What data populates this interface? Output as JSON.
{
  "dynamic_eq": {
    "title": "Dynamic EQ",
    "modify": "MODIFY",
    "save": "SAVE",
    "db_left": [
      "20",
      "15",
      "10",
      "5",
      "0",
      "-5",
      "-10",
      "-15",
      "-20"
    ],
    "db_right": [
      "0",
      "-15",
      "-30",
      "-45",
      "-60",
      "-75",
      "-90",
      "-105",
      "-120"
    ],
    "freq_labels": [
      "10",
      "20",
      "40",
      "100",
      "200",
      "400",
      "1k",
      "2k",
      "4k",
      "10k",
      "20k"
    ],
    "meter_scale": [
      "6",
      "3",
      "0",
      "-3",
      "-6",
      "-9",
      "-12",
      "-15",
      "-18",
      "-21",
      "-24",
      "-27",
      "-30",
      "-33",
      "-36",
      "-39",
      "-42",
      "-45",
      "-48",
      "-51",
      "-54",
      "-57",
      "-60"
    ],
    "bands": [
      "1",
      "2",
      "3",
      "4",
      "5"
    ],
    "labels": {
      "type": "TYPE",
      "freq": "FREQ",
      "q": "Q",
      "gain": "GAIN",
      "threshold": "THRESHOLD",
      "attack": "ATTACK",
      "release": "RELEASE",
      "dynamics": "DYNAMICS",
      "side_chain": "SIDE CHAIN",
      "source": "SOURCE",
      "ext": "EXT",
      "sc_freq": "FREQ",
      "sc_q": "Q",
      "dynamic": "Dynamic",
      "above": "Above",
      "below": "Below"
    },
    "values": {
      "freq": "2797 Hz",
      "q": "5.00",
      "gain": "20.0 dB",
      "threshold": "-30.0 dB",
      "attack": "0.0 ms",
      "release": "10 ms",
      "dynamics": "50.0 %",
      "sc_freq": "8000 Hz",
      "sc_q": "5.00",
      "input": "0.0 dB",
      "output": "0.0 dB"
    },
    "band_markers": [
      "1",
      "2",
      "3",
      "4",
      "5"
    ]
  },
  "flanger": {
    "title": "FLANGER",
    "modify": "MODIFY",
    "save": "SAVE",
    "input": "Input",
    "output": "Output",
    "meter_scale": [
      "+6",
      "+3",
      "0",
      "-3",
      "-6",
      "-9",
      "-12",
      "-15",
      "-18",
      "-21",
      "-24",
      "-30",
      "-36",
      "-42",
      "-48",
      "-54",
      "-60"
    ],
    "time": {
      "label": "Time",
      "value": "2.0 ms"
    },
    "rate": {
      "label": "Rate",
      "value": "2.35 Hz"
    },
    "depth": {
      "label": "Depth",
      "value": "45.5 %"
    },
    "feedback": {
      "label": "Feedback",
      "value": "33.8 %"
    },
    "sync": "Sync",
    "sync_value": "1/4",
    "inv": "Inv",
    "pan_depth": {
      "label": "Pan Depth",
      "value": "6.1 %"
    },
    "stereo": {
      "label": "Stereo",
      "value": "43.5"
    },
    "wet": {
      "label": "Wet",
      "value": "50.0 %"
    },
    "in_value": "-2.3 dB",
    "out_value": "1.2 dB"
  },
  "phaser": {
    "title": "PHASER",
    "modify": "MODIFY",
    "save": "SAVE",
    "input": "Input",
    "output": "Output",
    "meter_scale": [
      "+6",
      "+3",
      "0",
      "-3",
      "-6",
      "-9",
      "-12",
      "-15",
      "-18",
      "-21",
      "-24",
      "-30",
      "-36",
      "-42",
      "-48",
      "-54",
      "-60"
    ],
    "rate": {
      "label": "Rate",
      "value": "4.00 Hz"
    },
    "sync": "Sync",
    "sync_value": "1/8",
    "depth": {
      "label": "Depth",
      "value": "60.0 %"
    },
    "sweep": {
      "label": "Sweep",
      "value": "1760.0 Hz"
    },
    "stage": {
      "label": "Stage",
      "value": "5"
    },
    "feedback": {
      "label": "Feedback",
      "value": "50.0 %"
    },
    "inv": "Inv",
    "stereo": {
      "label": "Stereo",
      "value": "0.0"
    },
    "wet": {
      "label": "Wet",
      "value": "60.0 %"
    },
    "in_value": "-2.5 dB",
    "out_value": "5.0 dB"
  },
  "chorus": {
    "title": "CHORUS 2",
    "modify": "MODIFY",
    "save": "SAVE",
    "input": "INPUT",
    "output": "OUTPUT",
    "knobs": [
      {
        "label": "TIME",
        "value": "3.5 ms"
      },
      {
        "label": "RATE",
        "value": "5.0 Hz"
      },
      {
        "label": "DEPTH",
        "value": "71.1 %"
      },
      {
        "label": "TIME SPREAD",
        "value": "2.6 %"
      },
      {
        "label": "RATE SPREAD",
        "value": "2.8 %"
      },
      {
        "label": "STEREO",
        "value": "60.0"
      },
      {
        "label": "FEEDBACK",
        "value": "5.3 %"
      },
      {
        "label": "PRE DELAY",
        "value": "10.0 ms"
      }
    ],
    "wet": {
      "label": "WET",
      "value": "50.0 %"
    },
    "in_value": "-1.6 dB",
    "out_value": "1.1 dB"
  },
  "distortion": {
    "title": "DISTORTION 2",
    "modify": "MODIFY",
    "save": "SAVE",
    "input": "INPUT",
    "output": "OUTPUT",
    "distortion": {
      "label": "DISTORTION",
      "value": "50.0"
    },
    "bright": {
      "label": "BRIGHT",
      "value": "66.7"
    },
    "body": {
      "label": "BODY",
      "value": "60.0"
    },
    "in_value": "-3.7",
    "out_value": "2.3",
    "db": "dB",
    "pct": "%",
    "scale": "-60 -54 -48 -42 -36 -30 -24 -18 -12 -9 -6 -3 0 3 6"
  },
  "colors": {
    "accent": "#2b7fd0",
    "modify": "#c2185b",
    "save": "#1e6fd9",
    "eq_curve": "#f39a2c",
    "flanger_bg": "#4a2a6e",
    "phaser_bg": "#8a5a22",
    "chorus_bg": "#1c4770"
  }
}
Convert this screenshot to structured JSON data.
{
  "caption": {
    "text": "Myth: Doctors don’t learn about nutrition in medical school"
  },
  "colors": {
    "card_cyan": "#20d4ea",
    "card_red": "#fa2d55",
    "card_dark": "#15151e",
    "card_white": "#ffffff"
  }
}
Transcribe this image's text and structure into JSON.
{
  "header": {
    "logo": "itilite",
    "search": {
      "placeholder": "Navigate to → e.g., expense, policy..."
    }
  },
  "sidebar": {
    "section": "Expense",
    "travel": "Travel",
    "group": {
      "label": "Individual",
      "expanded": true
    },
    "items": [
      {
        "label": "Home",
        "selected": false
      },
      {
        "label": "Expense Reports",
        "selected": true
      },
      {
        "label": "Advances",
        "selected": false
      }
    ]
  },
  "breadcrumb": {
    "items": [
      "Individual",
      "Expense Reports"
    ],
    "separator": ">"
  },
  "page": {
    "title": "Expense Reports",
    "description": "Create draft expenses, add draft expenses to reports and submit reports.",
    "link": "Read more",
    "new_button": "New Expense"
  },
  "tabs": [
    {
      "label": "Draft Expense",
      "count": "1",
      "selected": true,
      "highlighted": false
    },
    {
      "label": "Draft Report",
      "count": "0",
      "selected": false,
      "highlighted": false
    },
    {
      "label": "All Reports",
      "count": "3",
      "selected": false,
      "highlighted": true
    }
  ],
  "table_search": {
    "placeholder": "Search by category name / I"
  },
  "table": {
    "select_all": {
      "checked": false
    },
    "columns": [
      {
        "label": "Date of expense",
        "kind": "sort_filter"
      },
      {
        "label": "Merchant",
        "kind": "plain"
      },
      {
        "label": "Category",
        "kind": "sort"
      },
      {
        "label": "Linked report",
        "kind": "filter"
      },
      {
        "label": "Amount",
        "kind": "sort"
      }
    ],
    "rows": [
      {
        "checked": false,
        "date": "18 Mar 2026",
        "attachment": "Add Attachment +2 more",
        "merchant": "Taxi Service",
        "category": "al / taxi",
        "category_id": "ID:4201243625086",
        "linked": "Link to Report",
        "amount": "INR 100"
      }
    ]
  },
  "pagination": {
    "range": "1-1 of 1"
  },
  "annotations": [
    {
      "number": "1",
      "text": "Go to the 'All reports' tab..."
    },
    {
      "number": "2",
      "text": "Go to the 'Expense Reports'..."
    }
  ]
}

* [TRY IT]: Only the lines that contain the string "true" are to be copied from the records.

* [RESPONSE]:
      "expanded": true
        "selected": true
      "selected": true,
      "highlighted": true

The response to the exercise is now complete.